The co-first authors of this study are Veronica Vela, a doctoral student at Milken Institute School of Public Health (Milken Institute SPH) at the George Washington University, and Elizabeth Patton, who conducted the research while a Robert Wood Johnson Clinical Scholar at the University of Michigan and is currently an assistant professor at the Boston University School of Medicine. Other Milken Institute SPH authors include Susan F. Wood, PhD, Peter Shin, PhD, and Sara Rosenbaum, JD. Women’s Health Issues is the official journal of the Jacobs Institute of Women’s Health, which is based in the Department of Health Policy and Management at Milken Institute SPH.
To examine variations in Medicaid LARC coverage, Vela, Patton, and their colleagues selected nine states that varied by geography, whether they had accepted the Affordable Care Act's Medicaid expansion, and the number of women of childbearing age covered by Medicaid: California, Colorado, Georgia, Illinois, Missouri, New York, Pennsylvania, Texas, and the District of Columbia (DC is treated as a state here because it runs its own Medicaid program as the fifty states do). They focused on LARC methods – intrauterine devices (IUDs) and contraceptive implants – because they are the most effective reversible methods of contraception and because their high upfront costs make insurance coverage especially important. In analyzing policies, they considered key elements of quality contraceptive care outlined in CDC’s “Providing quality family planning services” guide: coverage of a full range of contraceptive services and supplies (including LARC methods), counseling on methods, removal of devices, and follow-up care as needed.

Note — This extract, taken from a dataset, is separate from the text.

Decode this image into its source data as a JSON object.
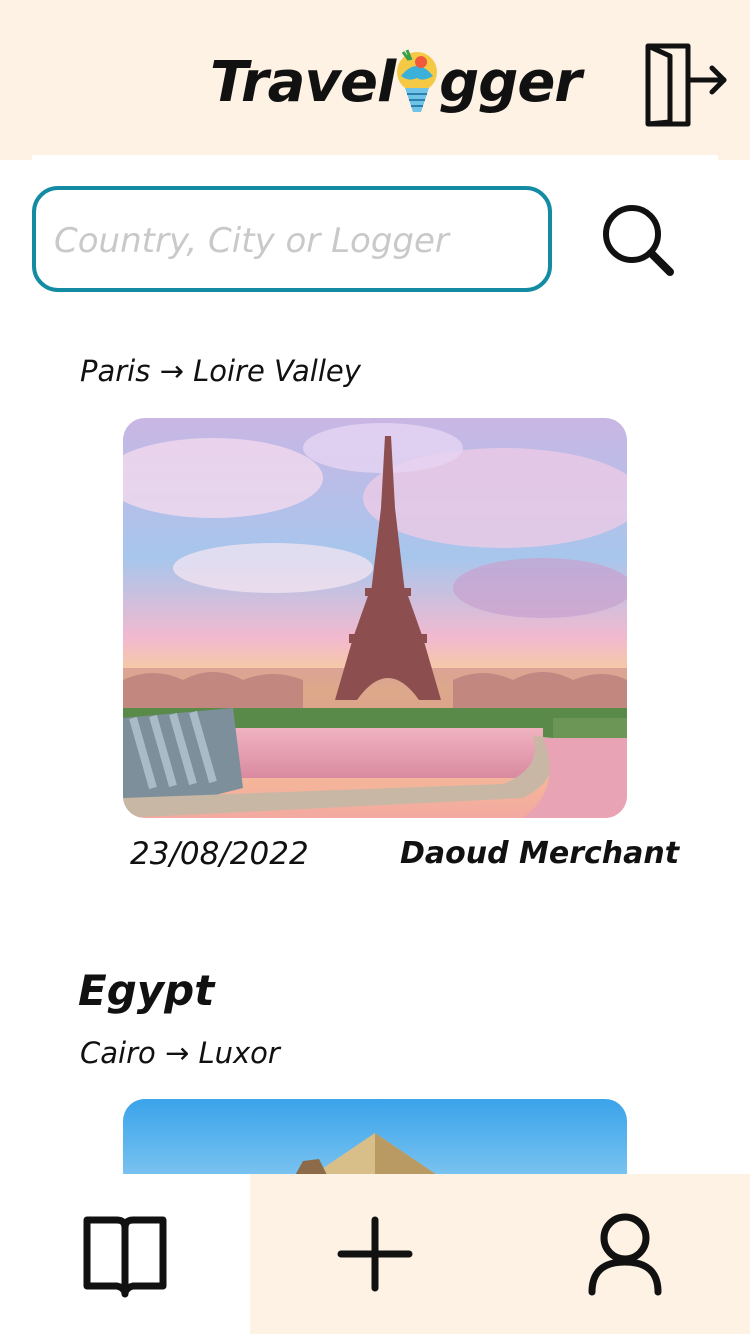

The analysis found that several states did not explicitly cover contraceptive counseling, which Vela, Patton, and their co-authors note can dis-incentivize the delivery of high-quality counseling on the range of contraceptive options. They also report that several states do not specify coverage for removal of LARC devices or follow-up care, although such coverage “is not only clinically but also ethically appropriate, so that patients may discontinue a method if not satisfied or if they desire to become pregnant.”
The study also highlights innovations in payment policies in California, Illinois, New York, and Texas that reduce some of the common barriers to LARC access, and notes that some states sponsor LARC training for providers. Ensuring that Medicaid plans “address all elements of quality family planning care, including access to the full range of LARC methods, can promote equity across plans,” the authors conclude.
"Rethinking Medicaid Coverage and Payment Policy to Promote High Value Care: The Case of Long-Acting Reversible Contraception" has been published in the March/April issue of Women’s Health Issues.